5 min readNov 3, 2020


Dr. Robin’s Covid-19 Updates

Keeping Covid Out of Your Holidays

Saying Yes to the Science and No to Big Gatherings

Photo by United Nations COVID-19 Response on Unsplash

Against the drumbeat of the election we have rising cases in much of the US and Europe. Like really rising. As in, Friday saw the most US cases ever — even more than in the spring.

In the spring, we didn’t understand a lot about this virus. We didn’t know how easily it could be spread from one person to another. We didn’t know it could be spread by asymptomatic people. We didn’t know a lot.

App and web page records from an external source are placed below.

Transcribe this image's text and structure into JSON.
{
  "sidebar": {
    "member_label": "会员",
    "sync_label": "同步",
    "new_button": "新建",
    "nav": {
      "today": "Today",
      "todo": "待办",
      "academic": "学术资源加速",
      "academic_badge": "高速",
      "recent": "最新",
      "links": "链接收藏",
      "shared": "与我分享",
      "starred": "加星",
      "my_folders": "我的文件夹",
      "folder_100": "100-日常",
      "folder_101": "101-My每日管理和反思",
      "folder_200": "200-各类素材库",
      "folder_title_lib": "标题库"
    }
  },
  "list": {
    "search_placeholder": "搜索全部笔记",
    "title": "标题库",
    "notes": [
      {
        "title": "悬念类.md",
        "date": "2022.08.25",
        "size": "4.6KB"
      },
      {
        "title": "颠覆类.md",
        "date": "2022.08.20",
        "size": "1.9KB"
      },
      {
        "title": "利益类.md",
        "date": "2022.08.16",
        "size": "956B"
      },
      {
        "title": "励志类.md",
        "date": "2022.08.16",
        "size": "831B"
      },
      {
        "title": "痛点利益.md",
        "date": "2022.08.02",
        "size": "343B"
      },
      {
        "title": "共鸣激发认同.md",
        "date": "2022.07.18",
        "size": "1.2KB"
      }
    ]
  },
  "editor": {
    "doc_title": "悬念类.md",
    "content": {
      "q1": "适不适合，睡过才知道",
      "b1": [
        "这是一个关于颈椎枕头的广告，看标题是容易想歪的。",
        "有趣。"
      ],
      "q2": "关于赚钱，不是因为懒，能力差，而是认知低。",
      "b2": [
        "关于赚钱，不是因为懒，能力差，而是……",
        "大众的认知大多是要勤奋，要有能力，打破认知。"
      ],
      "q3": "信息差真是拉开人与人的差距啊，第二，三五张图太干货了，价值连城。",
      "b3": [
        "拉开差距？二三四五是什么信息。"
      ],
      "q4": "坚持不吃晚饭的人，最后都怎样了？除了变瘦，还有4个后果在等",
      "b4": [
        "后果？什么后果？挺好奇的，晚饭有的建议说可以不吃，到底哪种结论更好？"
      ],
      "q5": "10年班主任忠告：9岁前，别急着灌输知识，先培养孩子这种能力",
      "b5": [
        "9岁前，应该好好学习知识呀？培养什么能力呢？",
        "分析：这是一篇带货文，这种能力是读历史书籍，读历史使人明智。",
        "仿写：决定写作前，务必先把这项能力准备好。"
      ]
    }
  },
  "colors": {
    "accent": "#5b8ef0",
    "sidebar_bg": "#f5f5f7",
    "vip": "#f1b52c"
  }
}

But on the other hand we did know some basic stuff about epidemics; things that are always true every time. You need to be able to test easily, with quick turn-arounds, to contact trace, to be able to isolate the infected and quarantine the contacts.

So we worked at that, at least on the local levels, while pouring government money into vaccines.

And in the meantime, the science accumulated. We learned more about how Covid spreads, and how and why it’s important to have six feet of physical distancing. We learned about how being with others inside was consistently less safe than the same activity outside and we re-learned lessons about hand-washing. We learned about the absolutely critical role of masking.

And the science continues to accumulate. A couple of helpful treatments have been discovered and now are standard of care. Vaccine development is real and will have an impact next year.

But in the meantime we still have to make day-to-day decisions about how to keep our loved ones safe, particularly during the upcoming holidays.

More and more people are listening to the science and making hard choices about Thanksgiving and Christmas and Hanukkah: the only way to be safer during the holidays is to not travel, to not congregate, to stay home, and to stay small.

For Thanksgiving, Tony Fauci is staying home. The director of the NIH is staying home. The president of the Massachusetts Medical Society is staying home. In fact, virtually all of my physician friends are staying home and everyone is having smaller gatherings.

They are doing this because the science is clear: one of the riskiest things we can do is eat



Robin Schoenthaler, MD

Covid-Translator. Cancer doc: ~Three decades at MGH. Writer and storyteller: Moth Grand Slam Champion. Mom., @robinshome,